Ofcom’s decision to avoid splitting BT from its infrastructure arm Openreach has been met with mixed reactions by network operators.
The UK regulator set forth a number of proposals to make Openreach more independent from BT but stopped short of demanding full structural separation. This decision was criticised by Three who said Ofcom failed to ‘stand up to BT’, stating that the regulator’s reforms did not go far enough.
‘We are disappointed that Ofcom has fallen short of structurally separating BT, the only measure that would have delivered genuine competition and prevented BT from favouring itself,’ a spokesperson said. ‘This is yet another example of UK regulators failing to stand up to BT after the CMA waved through its purchase of EE without any action following advice from Ofcom.
‘BT/EE now controls almost half of the vital airwaves that are used to provide a mobile phone service. Ofcom's next big decision is the upcoming auction of 2.3GHz/3.4GHz spectrum and we urge the regulator to put consumers first and prevent BT increasing its holdings at the expense of a competitive mobile market.’

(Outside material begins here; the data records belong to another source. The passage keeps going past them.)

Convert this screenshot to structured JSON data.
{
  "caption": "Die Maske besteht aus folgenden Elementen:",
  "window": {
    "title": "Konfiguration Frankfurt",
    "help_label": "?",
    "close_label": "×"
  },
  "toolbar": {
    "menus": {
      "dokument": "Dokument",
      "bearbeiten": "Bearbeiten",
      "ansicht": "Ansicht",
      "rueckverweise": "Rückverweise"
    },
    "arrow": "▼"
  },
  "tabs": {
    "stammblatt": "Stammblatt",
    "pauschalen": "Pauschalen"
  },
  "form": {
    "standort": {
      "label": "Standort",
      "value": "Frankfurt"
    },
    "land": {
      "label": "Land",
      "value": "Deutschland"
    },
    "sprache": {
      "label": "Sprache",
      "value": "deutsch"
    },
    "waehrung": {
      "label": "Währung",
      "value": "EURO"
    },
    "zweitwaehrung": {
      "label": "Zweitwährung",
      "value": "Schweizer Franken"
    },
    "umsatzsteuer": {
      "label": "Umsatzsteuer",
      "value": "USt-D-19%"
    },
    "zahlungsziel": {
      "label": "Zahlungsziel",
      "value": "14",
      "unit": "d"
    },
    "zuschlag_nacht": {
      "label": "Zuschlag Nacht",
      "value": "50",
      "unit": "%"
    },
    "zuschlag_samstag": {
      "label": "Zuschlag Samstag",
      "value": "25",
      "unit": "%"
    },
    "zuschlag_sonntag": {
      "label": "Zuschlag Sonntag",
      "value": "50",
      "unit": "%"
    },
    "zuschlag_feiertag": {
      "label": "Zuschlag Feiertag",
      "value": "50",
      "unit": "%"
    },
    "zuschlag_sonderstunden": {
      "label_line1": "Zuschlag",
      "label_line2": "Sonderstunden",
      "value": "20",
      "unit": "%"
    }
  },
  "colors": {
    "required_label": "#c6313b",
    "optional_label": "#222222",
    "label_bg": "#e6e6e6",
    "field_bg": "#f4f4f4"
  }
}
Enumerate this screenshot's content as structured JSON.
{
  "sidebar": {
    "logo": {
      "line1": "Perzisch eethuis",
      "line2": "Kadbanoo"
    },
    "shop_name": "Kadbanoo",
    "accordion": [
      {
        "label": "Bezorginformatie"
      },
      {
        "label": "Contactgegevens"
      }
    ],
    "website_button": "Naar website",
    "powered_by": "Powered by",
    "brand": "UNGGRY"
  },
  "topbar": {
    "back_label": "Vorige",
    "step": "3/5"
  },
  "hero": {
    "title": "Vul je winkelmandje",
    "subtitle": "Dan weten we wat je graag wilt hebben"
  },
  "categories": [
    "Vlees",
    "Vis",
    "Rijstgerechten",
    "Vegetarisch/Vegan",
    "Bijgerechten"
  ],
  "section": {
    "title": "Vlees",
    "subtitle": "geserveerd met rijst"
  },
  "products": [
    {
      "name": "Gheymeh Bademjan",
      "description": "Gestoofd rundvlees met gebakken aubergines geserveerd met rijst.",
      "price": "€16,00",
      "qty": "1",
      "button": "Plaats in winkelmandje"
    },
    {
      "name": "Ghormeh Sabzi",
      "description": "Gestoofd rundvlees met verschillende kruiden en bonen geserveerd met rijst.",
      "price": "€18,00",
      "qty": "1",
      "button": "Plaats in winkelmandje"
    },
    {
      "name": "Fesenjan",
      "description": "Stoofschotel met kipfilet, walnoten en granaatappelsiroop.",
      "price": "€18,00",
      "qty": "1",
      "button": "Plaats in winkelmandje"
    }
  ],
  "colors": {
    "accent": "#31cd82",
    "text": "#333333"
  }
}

TalkTalk CEO Dido Harding has long lobbied for BT Openreach to be split and called Ofcom’s decision a step in the right direction. However she accussed BT of ‘gaming the system’, claiming the reforms could see Ofcom repeat past mistakes.
‘Legal separation still means that a highly complex web of regulation, and BT has proven itself expert at gaming this system,’ she said. ‘There is nothing to suggest they will not continue to do so in the new system. Structural separation is cleaner, with less red tape – and removes BT's ability to exploit loopholes in the regulation. In taking one cautious step forward, I fear Ofcom may in practice have taken five steps back.
‘A legally separate Openreach is a step in the right direction, but we must not forget the history of the organisation. The intention ten years ago was to create a functionally separate division that served all customers equally, but that is far from what happened. The lack of clear rules and responsibilities meant that BT was (according to Ofcom) able to make £4billion in excess returns in a decade, and I fear we’re repeating the mistakes of the past.’
Voda’s vote of confidence
Vodafone’s UK CEO Jeroen Hoencamp welcomed the reforms, branding them an ‘important step forward’ to address a number of issues within BT.
‘We welcome Ofcom's recognition that the current arrangements have failed to deliver the competitive broadband infrastructure the country needs. BT has an abysmal track record in building the kind of gigabit-capable fibre-optic networks expanding rapidly across Europe and beyond, setting itself mediocre goals which it then repeatedly fails to deliver. Legal separation of Openreach from BT is an important step forward in helping to address those deficiencies.
‘Ofcom are proposing a pragmatic approach to try to rectify the flawed priorities and muddled compromises of the past, including the requirement that in future Openreach should become more responsive to its customers. It is a concern, however, that BT would still be free to choose how much it invests in the national broadband infrastructure relied upon by all of its competitors and customers.
The network has previously piled pressure on Ofcom to make a decision on Openreach. Vodafone Group CEO Vittorio Colao used a media roundtable in May to urge the regulator to think carefully about the impact of a combined BT/EE owning Openreach.